The task:
In the records below, some lines hold the word "JSON". Copy each of those lines.

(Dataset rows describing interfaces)
━━━━━━━━━━━━━━━━━━━━

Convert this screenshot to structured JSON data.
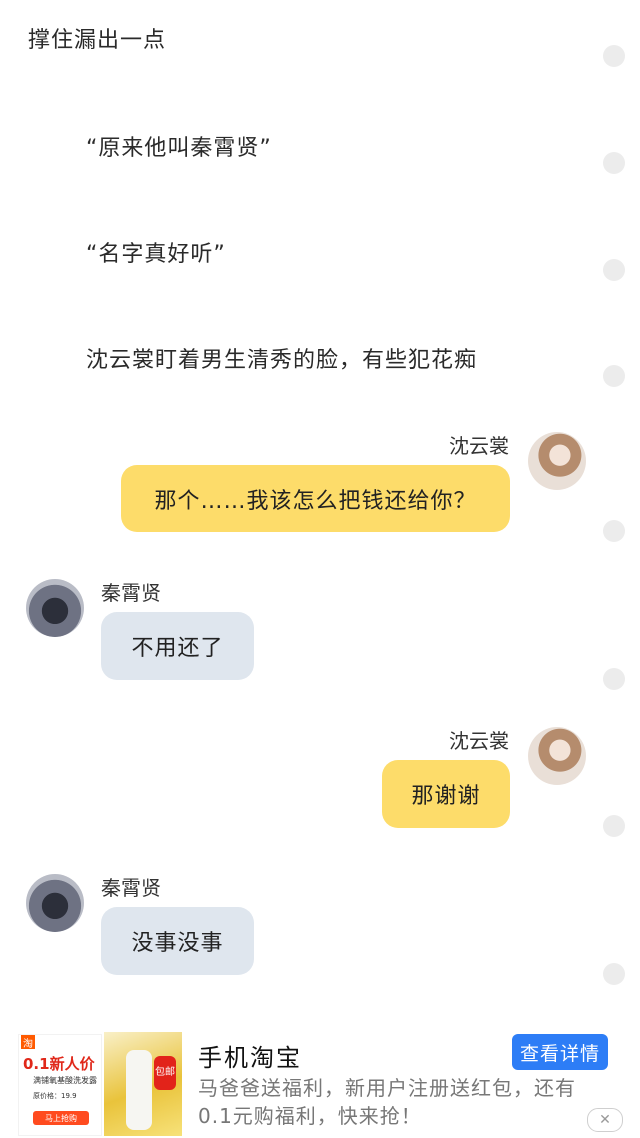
{
  "narration": [
    "撑住漏出一点",
    "“原来他叫秦霄贤”",
    "“名字真好听”",
    "沈云裳盯着男生清秀的脸，有些犯花痴"
  ],
  "messages": [
    {
      "sender": "沈云裳",
      "text": "那个……我该怎么把钱还给你？"
    },
    {
      "sender": "秦霄贤",
      "text": "不用还了"
    },
    {
      "sender": "沈云裳",
      "text": "那谢谢"
    },
    {
      "sender": "秦霄贤",
      "text": "没事没事"
    }
  ],
  "ad": {
    "thumb1": {
      "logo": "淘",
      "price": "0.1新人价",
      "line1": "满铺氧基酸洗发露",
      "line2": "原价格：19.9",
      "buy": "马上抢购"
    },
    "thumb2": {
      "badge": "包邮"
    },
    "title": "手机淘宝",
    "description": "马爸爸送福利，新用户注册送红包，还有0.1元购福利，快来抢！",
    "button": "查看详情",
    "close": "✕"
  },
  "icons": {
    "dot": "side-dot-icon",
    "close": "close-icon"
  }
}
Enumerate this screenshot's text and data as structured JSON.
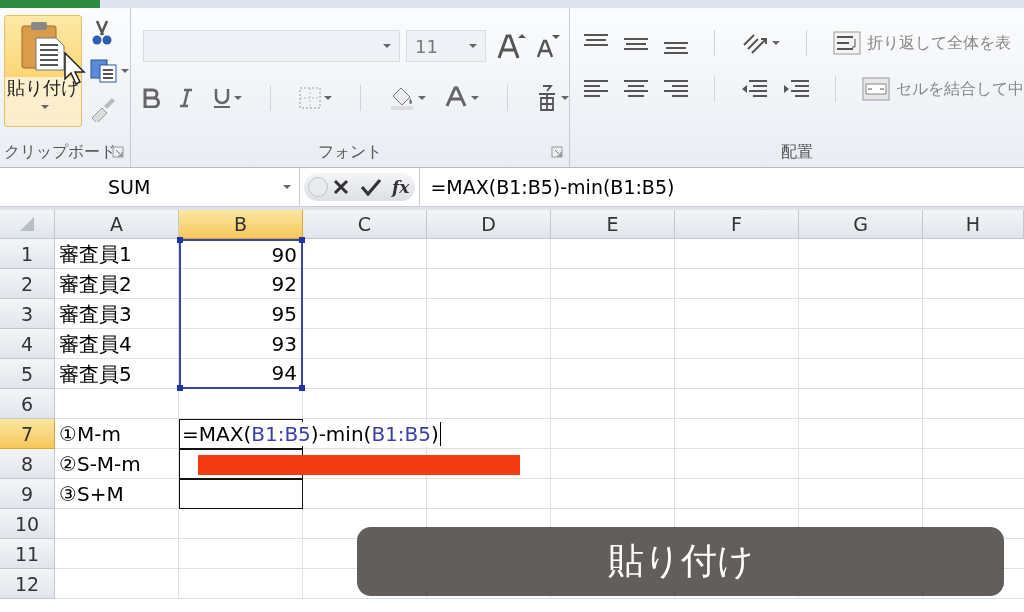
{
  "ribbon": {
    "clipboard": {
      "paste_label": "貼り付け",
      "label": "クリップボード"
    },
    "font": {
      "font_size": "11",
      "label": "フォント"
    },
    "alignment": {
      "wrap_text": "折り返して全体を表",
      "merge_center": "セルを結合して中",
      "label": "配置"
    }
  },
  "formula_bar": {
    "name_box": "SUM",
    "function_button": "fx",
    "formula": "=MAX(B1:B5)-min(B1:B5)"
  },
  "sheet": {
    "columns": [
      {
        "label": "A",
        "selected": false
      },
      {
        "label": "B",
        "selected": true
      },
      {
        "label": "C",
        "selected": false
      },
      {
        "label": "D",
        "selected": false
      },
      {
        "label": "E",
        "selected": false
      },
      {
        "label": "F",
        "selected": false
      },
      {
        "label": "G",
        "selected": false
      },
      {
        "label": "H",
        "selected": false
      }
    ],
    "rows": [
      {
        "label": "1",
        "selected": false,
        "in_range": true,
        "boxed": false,
        "cells": [
          "審査員1",
          "90"
        ]
      },
      {
        "label": "2",
        "selected": false,
        "in_range": true,
        "boxed": false,
        "cells": [
          "審査員2",
          "92"
        ]
      },
      {
        "label": "3",
        "selected": false,
        "in_range": true,
        "boxed": false,
        "cells": [
          "審査員3",
          "95"
        ]
      },
      {
        "label": "4",
        "selected": false,
        "in_range": true,
        "boxed": false,
        "cells": [
          "審査員4",
          "93"
        ]
      },
      {
        "label": "5",
        "selected": false,
        "in_range": true,
        "boxed": false,
        "cells": [
          "審査員5",
          "94"
        ]
      },
      {
        "label": "6",
        "selected": false,
        "in_range": false,
        "boxed": false,
        "cells": []
      },
      {
        "label": "7",
        "selected": true,
        "in_range": false,
        "boxed": false,
        "cells": [
          "①M-m"
        ],
        "editor": [
          {
            "kind": "plain",
            "text": "=MAX("
          },
          {
            "kind": "ref",
            "text": "B1:B5"
          },
          {
            "kind": "plain",
            "text": ")-min("
          },
          {
            "kind": "ref",
            "text": "B1:B5"
          },
          {
            "kind": "plain",
            "text": ")"
          }
        ]
      },
      {
        "label": "8",
        "selected": false,
        "in_range": false,
        "boxed": true,
        "cells": [
          "②S-M-m"
        ]
      },
      {
        "label": "9",
        "selected": false,
        "in_range": false,
        "boxed": true,
        "cells": [
          "③S+M"
        ]
      },
      {
        "label": "10",
        "selected": false,
        "in_range": false,
        "boxed": false,
        "cells": []
      },
      {
        "label": "11",
        "selected": false,
        "in_range": false,
        "boxed": false,
        "cells": []
      },
      {
        "label": "12",
        "selected": false,
        "in_range": false,
        "boxed": false,
        "cells": []
      }
    ]
  },
  "annotation": {
    "kind": "bar"
  },
  "caption": {
    "text": "貼り付け"
  }
}
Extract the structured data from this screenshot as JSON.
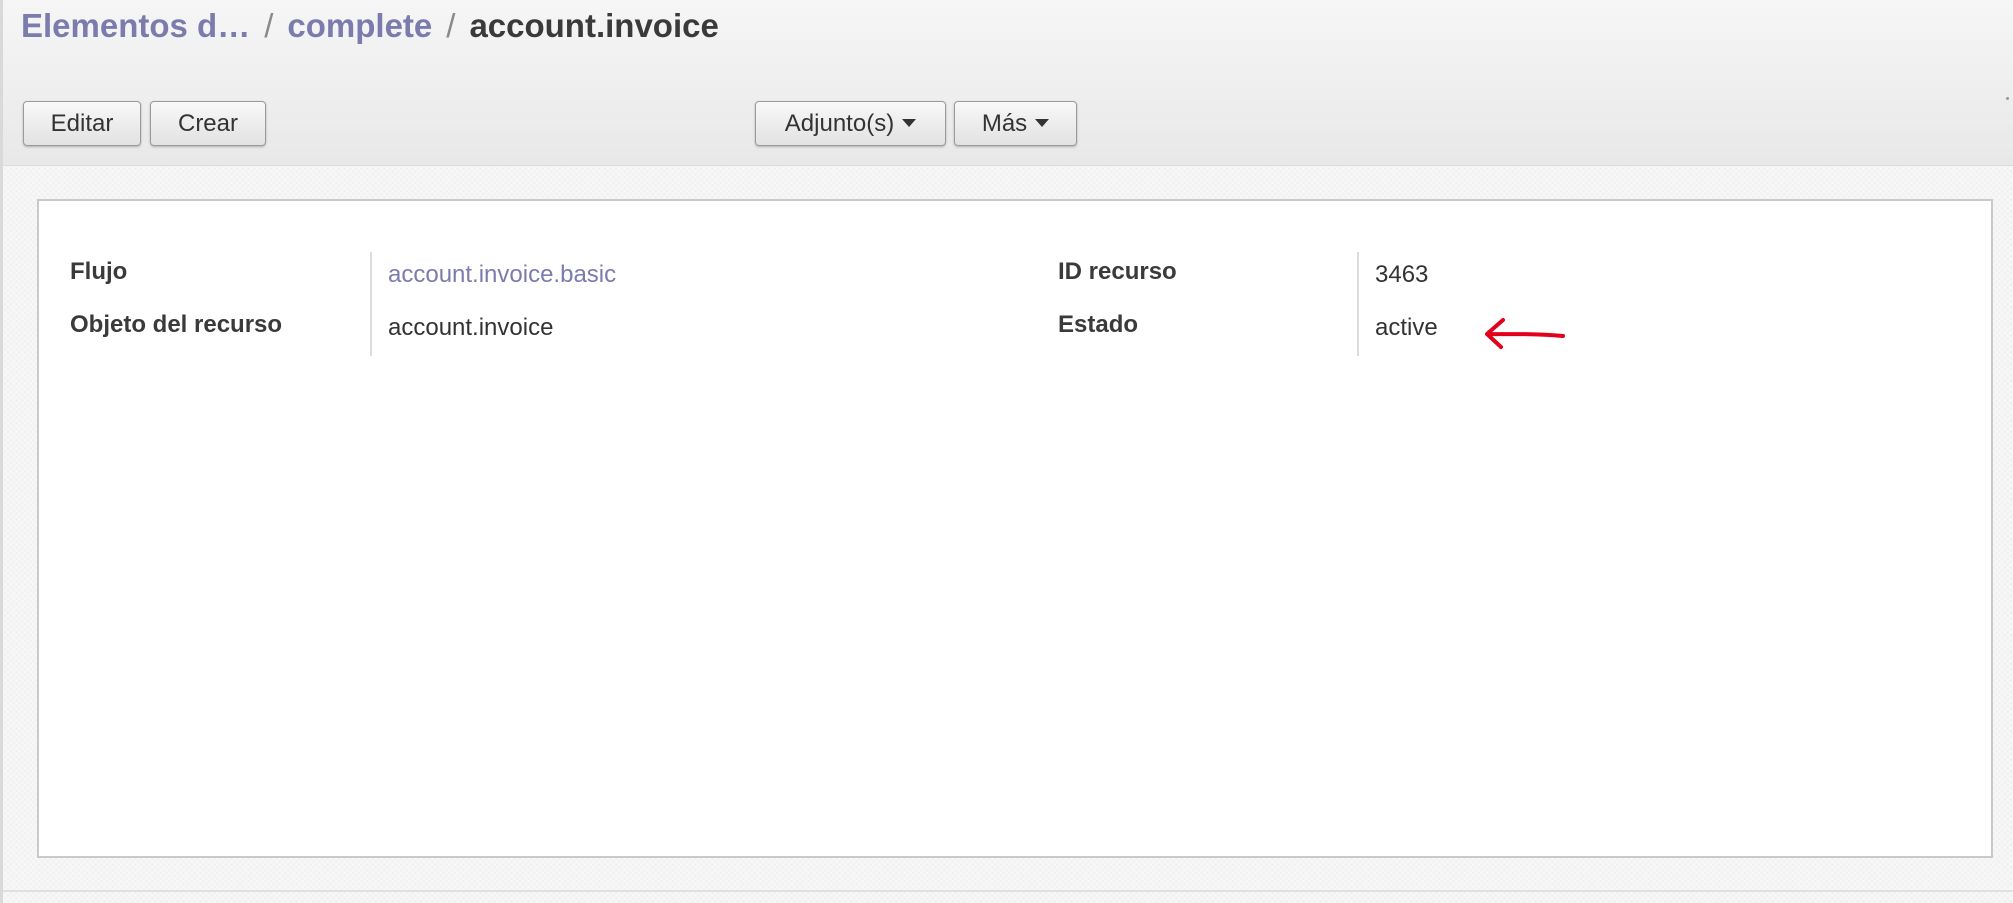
{
  "breadcrumb": {
    "items": [
      {
        "label": "Elementos d…"
      },
      {
        "label": "complete"
      }
    ],
    "separator": "/",
    "current": "account.invoice"
  },
  "toolbar": {
    "edit_label": "Editar",
    "create_label": "Crear",
    "attachments_label": "Adjunto(s)",
    "more_label": "Más"
  },
  "form": {
    "flow_label": "Flujo",
    "flow_value": "account.invoice.basic",
    "resource_object_label": "Objeto del recurso",
    "resource_object_value": "account.invoice",
    "resource_id_label": "ID recurso",
    "resource_id_value": "3463",
    "state_label": "Estado",
    "state_value": "active"
  },
  "colors": {
    "link": "#7c7bad",
    "annotation_arrow": "#e3001b"
  }
}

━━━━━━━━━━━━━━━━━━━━

Exercise result:
Convert this screenshot to structured JSON data.
Enumerate this screenshot's text and data as structured JSON.
Extract the structured data from this screenshot as JSON.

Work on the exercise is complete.